In my past life as an educator instructing college-level argumentation, students would frequently solicit my views on a gamut of current events, including this one, which has slipped again into media scrutiny since the recent tragedy at Thousand Oaks, California. Friends and family—including one victim’s mother—are pleading for and organizing with the commitment to enact the most comprehensive and historic gun-control legislation beginning this next year.

My response since time memoriam has been, “I will have a serious conversation on gun-control in America once there has been a serious discussion on mental health in America.”

But little to nothing has been covered since Thousand Oaks on mental health reform—on the inarguable need for greater attention and expansion of resources necessary to remedy what invariably has led to most American mass shootings:  mental disorders and diseases, whose funding for effective and sustained treatment continues a decline as precipitous as any corresponding acts of mass violence have become frequent.

Treating a gun as an end is believing that gun-control legislation will effectively reduce or prevent the occurrence of mass violence. Guns are not an end to a means; legislating them either out of existence or into a black market and believing in such an outcome is as absurd as it is dangerous. And believing that a resounding attitude will always lead to intentioned outcomes is dangerous as it is lethal. Guns are a means, a tool—one of innumerable others that humans can calculating use to pleasure the itch to kill. Guns are not the problem; the act of killing is the problem. Trusting otherwise is shooting the messenger with the presumption that destroying him somehow invalidates the message and its consequences.

And the irrationality of banning guns outright must logically extend to other equally absurd reactions, including a complete ban on automobiles. And any “best-case scenario” the opposition might tout does not apply to gun-control legislation as it would in emergency situations as they would have one believe. Genuine emergencies grant few options, are immutable, and conclude as predictably as any present empirical evidence determines. Democratic legislation, on the other hand, is not bound by such fundamentals. Moreover, no precedent exists on which to base any previous gun-control measures as provenly effective. Preventative legislation is radically different than, say, seatbelt laws—a false analogy I have had to routinely expose to the gun-control activists that wield it.

I understand the emotional responses despite my disagreement with demands born from them. I cannot imagine the pain of losing someone to such a despicable act, but one that undoubtedly exposes the mental dysfunction undergirding it. And I acknowledge how tone-deaf and undermining some responses have been to what undoubtedly is a critical public health issue that personally touches a nerve across many professions and among numerous roles, including those as obvious as health care.

But conflating what sounds attractive with what proves effective only satisfies a sense of righteousness rather than achieves what is right. And the attractiveness of instituting a ban or a limitation is definitely more attractive:  it is easier, quicker, and cleaner. It is more satisfying, even. But such prohibitions are reductive and spurn the greater, typically more complex causes whose sensible solutions would not only preclude such oversimplifications from occurring but also perhaps prevent the tragedies that fuel such reduction in the first place.

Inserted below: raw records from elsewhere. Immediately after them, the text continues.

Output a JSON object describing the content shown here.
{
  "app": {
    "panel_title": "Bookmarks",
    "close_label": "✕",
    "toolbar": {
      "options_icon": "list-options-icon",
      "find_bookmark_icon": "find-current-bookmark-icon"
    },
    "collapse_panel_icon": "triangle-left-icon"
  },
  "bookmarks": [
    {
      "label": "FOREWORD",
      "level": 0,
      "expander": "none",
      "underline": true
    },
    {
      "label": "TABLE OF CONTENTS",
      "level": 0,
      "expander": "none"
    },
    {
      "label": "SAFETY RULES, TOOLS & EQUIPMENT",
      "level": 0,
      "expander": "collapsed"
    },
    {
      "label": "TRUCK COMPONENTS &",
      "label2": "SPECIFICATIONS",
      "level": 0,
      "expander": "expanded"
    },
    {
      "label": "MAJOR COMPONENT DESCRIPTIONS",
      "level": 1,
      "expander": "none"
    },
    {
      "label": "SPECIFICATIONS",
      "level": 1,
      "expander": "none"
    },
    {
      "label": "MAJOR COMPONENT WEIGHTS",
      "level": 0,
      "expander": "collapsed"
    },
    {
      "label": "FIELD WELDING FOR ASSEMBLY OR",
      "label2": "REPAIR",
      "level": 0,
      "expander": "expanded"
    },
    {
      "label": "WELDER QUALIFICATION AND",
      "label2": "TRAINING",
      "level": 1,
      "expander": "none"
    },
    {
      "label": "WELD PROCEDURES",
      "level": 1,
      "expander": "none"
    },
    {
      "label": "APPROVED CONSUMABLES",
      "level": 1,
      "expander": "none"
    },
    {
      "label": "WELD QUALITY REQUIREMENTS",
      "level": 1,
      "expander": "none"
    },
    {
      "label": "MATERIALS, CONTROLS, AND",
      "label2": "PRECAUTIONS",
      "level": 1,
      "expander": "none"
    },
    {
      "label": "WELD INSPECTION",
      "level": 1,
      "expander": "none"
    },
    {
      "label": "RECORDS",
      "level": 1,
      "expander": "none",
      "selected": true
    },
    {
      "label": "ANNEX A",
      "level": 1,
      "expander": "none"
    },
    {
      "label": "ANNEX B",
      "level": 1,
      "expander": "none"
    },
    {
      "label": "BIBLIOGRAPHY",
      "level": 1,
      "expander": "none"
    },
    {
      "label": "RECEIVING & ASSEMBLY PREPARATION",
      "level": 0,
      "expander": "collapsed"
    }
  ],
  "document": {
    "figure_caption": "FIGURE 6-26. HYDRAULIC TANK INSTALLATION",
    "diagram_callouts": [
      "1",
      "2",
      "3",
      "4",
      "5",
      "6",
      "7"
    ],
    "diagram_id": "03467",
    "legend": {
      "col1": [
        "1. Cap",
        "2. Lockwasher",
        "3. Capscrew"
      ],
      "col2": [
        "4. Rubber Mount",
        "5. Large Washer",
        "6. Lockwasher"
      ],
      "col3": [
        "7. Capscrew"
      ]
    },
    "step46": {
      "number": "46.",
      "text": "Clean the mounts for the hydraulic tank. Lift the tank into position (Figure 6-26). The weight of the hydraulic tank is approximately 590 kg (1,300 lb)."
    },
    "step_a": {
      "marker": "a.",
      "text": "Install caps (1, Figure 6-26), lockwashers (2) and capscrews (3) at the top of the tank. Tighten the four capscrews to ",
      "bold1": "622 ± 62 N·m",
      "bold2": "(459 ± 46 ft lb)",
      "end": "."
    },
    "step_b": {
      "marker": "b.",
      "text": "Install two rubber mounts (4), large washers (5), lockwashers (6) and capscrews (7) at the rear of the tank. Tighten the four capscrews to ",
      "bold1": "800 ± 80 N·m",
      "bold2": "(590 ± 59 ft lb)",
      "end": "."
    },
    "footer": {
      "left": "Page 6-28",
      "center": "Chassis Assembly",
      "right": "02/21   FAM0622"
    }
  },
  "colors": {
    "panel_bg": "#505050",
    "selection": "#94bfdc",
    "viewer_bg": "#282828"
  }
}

But onward as we continue to collectively deny or disregard the indisputably more pressing issue of mental health, one graver than all its violent manifestations. Ahead as we continue to reduce treatments that simply deny access rather than induce progress. And forward as we continue to feed a false narrative whose overtones are more political than humanitarian.

Improving mental health resources and coverage will of course not guarantee a cease-fire, but directly addressing the source and not the symptoms of mental disorders and diseases will always prove more prudent than enacting unnecessary gun-control legislation that consumes inordinate amounts of resources and further divorces logic from public policy.